Search the data for the word "state" and copy out every line that has it.
____________________
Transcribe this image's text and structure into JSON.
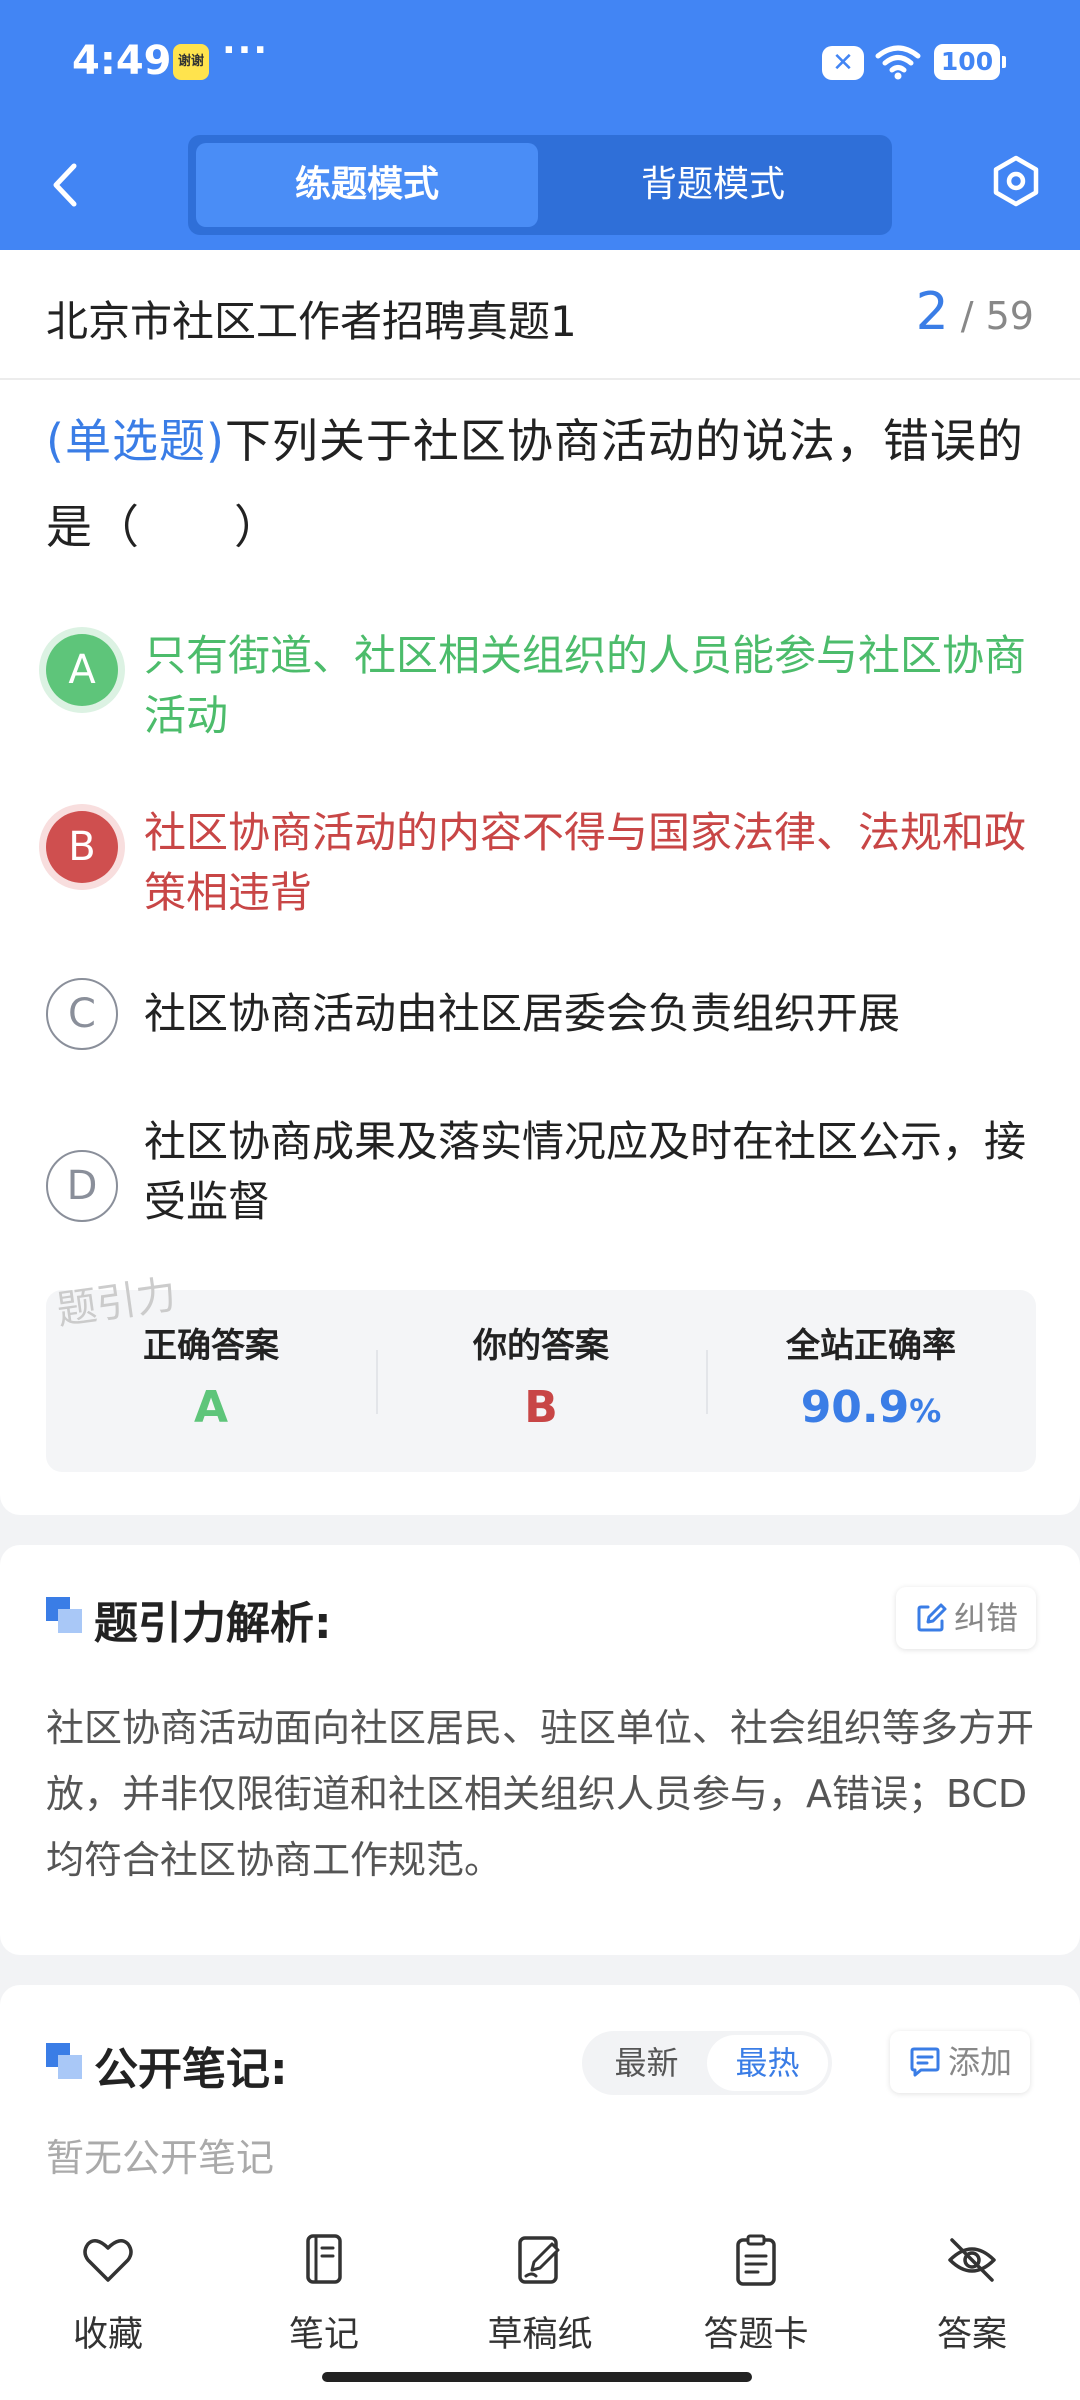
{
  "status_bar": {
    "time": "4:49",
    "app_badge": "谢谢",
    "more": "···",
    "dnd": "✕",
    "battery": "100"
  },
  "header": {
    "mode_active": "练题模式",
    "mode_inactive": "背题模式"
  },
  "question": {
    "paper_title": "北京市社区工作者招聘真题1",
    "current": "2",
    "total": "/ 59",
    "type": "(单选题)",
    "stem": "下列关于社区协商活动的说法，错误的是（　　）",
    "options": [
      {
        "letter": "A",
        "text": "只有街道、社区相关组织的人员能参与社区协商活动",
        "state": "correct"
      },
      {
        "letter": "B",
        "text": "社区协商活动的内容不得与国家法律、法规和政策相违背",
        "state": "wrong"
      },
      {
        "letter": "C",
        "text": "社区协商活动由社区居委会负责组织开展",
        "state": "normal"
      },
      {
        "letter": "D",
        "text": "社区协商成果及落实情况应及时在社区公示，接受监督",
        "state": "normal"
      }
    ],
    "watermark": "题引力"
  },
  "stats": {
    "correct_label": "正确答案",
    "correct_value": "A",
    "yours_label": "你的答案",
    "yours_value": "B",
    "rate_label": "全站正确率",
    "rate_value": "90.9",
    "rate_unit": "%"
  },
  "analysis": {
    "title": "题引力解析:",
    "report_label": "纠错",
    "body": "社区协商活动面向社区居民、驻区单位、社会组织等多方开放，并非仅限街道和社区相关组织人员参与，A错误；BCD均符合社区协商工作规范。"
  },
  "notes": {
    "title": "公开笔记:",
    "sort_newest": "最新",
    "sort_hottest": "最热",
    "add_label": "添加",
    "empty_text": "暂无公开笔记"
  },
  "toolbar": {
    "items": [
      {
        "label": "收藏",
        "icon": "heart-icon"
      },
      {
        "label": "笔记",
        "icon": "notebook-icon"
      },
      {
        "label": "草稿纸",
        "icon": "draft-pen-icon"
      },
      {
        "label": "答题卡",
        "icon": "clipboard-icon"
      },
      {
        "label": "答案",
        "icon": "eye-off-icon"
      }
    ]
  },
  "colors": {
    "primary": "#4285f4",
    "correct": "#5ec57a",
    "wrong": "#c84646",
    "accent_text": "#3a7de6"
  }
}
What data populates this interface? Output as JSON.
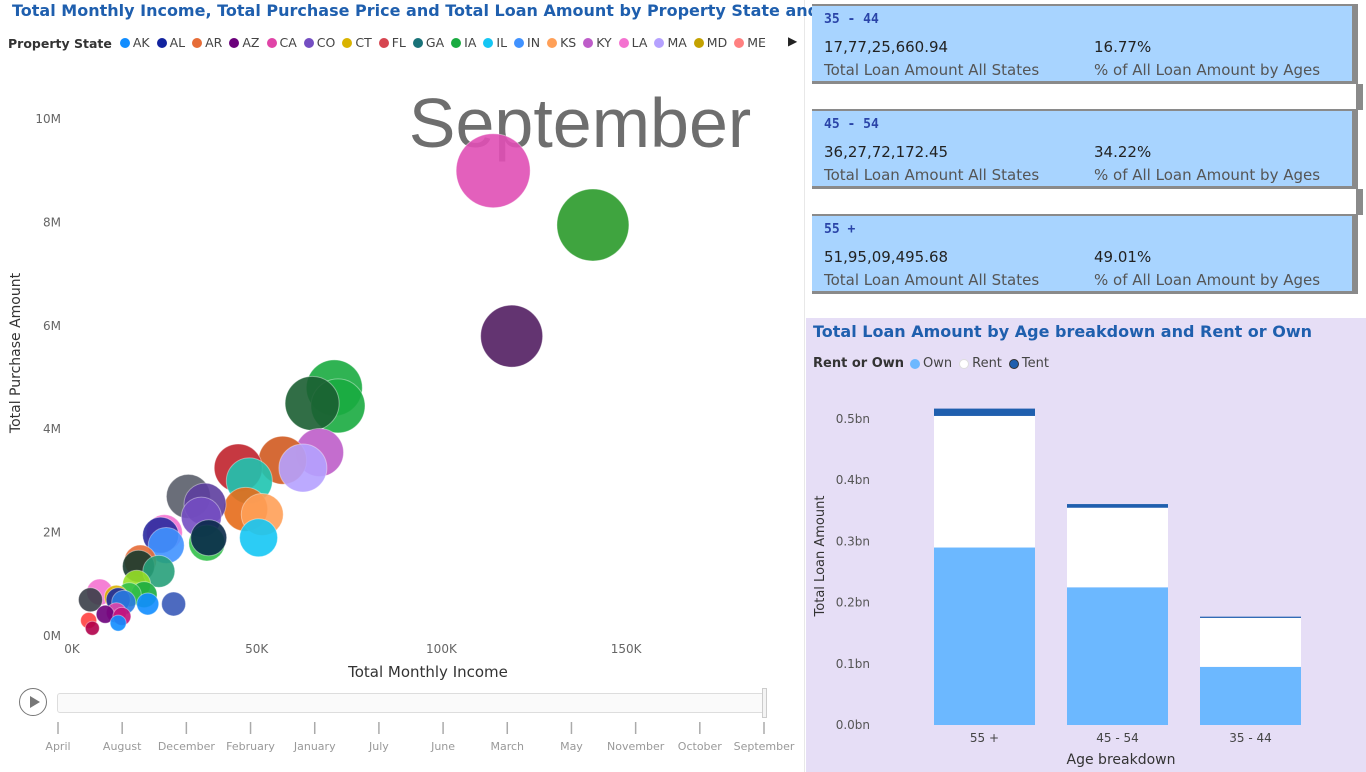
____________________
## RESPONSE BOX
        "state": "correct"
        "state": "wrong"
        "state": "normal"
        "state": "normal"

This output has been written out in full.